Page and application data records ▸
╔══

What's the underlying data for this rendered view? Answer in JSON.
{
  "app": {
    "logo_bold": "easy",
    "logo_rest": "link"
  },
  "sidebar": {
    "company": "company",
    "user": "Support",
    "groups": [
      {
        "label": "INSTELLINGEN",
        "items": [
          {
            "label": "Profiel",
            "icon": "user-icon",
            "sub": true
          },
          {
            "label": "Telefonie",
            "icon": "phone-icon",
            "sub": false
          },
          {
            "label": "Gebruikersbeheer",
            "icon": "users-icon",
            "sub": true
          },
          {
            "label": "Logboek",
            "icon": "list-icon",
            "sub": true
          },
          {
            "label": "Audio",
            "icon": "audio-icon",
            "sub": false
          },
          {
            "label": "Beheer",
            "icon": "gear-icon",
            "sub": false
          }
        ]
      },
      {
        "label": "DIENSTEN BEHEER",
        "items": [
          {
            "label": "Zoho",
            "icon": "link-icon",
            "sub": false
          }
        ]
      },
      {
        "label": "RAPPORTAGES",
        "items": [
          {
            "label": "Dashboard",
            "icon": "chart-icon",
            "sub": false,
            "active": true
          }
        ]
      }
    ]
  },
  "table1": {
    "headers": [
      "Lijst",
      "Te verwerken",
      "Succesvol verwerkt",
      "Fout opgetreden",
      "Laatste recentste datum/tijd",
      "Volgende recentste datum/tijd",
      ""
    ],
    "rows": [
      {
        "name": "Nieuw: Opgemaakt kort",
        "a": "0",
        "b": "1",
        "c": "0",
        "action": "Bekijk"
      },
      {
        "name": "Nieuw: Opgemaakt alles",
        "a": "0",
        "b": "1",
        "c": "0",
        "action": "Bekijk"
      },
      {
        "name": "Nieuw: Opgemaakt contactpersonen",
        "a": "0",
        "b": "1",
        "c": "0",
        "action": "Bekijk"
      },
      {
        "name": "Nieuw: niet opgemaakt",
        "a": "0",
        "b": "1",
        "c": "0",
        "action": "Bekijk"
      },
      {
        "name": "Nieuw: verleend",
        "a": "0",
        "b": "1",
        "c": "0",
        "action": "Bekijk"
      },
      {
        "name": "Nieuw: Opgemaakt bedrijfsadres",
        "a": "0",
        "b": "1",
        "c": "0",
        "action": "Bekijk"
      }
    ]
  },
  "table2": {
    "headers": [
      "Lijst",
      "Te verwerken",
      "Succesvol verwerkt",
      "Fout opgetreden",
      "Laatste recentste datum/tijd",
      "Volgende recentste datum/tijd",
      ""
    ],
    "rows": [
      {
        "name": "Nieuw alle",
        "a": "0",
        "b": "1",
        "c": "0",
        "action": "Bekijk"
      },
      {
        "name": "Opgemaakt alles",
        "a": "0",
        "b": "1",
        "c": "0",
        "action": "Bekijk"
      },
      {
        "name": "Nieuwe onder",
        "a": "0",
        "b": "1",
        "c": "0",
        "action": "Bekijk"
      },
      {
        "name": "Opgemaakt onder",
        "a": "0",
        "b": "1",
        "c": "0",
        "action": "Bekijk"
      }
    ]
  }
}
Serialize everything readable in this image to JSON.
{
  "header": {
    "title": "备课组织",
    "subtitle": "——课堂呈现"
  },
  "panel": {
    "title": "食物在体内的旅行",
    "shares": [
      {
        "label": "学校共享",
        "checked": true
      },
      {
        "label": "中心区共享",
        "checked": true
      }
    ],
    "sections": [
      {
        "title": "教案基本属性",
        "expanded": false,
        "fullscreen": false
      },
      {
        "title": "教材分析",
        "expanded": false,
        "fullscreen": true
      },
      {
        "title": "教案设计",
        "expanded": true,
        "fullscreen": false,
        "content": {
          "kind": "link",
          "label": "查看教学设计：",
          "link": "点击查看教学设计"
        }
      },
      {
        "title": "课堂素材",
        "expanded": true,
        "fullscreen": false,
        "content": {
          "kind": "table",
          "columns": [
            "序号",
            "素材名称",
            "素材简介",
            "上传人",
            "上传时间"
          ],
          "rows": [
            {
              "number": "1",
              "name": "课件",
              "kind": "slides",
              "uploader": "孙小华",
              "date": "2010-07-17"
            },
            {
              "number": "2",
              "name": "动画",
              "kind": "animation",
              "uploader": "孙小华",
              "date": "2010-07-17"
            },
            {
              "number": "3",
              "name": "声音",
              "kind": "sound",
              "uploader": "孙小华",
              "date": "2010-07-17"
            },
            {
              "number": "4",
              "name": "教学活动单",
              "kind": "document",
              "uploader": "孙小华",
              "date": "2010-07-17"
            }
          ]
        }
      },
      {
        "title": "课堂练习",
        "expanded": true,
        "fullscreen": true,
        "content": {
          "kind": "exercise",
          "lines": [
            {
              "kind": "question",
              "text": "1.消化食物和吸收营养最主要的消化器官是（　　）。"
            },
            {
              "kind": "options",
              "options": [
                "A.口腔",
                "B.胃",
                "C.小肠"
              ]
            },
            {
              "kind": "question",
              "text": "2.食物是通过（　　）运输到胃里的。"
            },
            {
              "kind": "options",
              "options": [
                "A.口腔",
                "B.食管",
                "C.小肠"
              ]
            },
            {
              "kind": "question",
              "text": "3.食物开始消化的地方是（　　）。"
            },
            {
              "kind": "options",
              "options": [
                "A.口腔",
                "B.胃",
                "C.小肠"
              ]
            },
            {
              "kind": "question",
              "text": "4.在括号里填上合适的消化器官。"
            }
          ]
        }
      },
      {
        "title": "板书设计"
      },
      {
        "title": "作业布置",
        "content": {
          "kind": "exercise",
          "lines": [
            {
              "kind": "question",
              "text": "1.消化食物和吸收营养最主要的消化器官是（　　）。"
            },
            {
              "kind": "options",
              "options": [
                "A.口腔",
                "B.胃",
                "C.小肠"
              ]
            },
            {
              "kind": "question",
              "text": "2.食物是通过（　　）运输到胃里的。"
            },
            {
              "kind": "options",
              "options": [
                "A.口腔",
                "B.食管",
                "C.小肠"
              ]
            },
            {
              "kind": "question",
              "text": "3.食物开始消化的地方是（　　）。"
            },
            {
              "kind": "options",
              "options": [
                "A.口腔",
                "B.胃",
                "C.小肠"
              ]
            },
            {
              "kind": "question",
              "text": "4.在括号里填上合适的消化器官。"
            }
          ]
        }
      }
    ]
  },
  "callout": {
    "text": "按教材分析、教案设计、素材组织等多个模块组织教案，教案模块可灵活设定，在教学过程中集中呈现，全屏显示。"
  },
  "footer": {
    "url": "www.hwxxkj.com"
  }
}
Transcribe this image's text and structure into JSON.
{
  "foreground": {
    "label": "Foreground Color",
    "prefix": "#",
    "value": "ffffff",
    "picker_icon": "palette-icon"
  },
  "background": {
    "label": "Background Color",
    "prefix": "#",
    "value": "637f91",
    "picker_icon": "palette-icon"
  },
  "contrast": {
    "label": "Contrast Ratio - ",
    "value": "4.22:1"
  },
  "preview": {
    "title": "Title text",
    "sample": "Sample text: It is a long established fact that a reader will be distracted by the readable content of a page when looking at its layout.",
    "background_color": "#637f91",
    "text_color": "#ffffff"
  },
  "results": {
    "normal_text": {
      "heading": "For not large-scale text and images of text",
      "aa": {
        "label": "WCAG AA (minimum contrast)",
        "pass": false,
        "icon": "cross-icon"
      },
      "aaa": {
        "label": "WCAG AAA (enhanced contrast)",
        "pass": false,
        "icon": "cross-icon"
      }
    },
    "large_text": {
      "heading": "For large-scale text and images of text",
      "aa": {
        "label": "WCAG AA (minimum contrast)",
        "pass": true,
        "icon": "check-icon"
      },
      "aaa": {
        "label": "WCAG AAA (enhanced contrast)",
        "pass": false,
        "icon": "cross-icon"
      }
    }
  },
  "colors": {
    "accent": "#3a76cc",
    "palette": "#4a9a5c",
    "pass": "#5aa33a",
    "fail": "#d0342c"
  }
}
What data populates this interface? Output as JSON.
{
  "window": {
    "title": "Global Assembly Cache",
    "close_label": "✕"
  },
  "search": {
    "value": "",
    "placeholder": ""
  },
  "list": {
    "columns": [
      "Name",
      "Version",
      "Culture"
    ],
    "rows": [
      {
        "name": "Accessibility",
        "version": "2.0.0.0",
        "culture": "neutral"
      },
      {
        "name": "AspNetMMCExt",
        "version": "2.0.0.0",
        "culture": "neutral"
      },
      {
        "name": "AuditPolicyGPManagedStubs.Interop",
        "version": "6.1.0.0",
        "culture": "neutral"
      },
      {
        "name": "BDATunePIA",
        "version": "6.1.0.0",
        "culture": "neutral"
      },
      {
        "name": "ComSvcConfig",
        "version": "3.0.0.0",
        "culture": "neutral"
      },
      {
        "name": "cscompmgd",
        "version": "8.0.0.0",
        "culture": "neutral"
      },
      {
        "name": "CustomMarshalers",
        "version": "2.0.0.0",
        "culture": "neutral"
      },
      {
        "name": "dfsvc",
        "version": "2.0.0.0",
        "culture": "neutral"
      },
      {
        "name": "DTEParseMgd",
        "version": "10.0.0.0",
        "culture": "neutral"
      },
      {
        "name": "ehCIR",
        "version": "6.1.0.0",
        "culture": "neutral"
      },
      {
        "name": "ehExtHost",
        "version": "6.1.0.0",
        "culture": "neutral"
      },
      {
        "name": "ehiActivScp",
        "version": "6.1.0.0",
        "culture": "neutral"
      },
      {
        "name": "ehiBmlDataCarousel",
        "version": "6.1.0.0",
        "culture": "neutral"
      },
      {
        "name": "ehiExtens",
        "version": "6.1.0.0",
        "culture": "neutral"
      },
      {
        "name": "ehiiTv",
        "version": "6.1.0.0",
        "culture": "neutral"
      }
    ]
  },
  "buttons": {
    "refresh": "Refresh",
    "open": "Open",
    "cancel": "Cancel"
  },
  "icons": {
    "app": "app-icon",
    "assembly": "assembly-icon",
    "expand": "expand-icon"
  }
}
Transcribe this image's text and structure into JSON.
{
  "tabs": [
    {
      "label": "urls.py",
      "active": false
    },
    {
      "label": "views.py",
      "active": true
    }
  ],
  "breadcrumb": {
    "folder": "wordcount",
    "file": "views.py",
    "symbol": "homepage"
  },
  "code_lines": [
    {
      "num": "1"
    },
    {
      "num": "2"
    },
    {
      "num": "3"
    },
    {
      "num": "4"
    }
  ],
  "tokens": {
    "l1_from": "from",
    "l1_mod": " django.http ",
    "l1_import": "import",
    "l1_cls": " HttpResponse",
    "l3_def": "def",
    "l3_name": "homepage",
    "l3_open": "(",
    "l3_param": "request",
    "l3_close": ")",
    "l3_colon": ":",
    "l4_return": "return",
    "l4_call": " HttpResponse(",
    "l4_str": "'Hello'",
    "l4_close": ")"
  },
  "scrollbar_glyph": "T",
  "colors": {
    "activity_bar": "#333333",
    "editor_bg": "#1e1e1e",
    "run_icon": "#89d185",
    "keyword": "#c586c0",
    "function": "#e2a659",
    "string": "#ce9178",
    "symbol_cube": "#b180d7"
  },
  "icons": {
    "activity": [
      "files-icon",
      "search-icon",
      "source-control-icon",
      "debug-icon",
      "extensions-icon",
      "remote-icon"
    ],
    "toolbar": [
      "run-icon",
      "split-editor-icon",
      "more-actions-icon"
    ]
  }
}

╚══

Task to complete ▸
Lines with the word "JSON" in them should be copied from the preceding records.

Written response ▸
What's the underlying data for this rendered view? Answer in JSON.
Serialize everything readable in this image to JSON.
Transcribe this image's text and structure into JSON.
What data populates this interface? Output as JSON.
Transcribe this image's text and structure into JSON.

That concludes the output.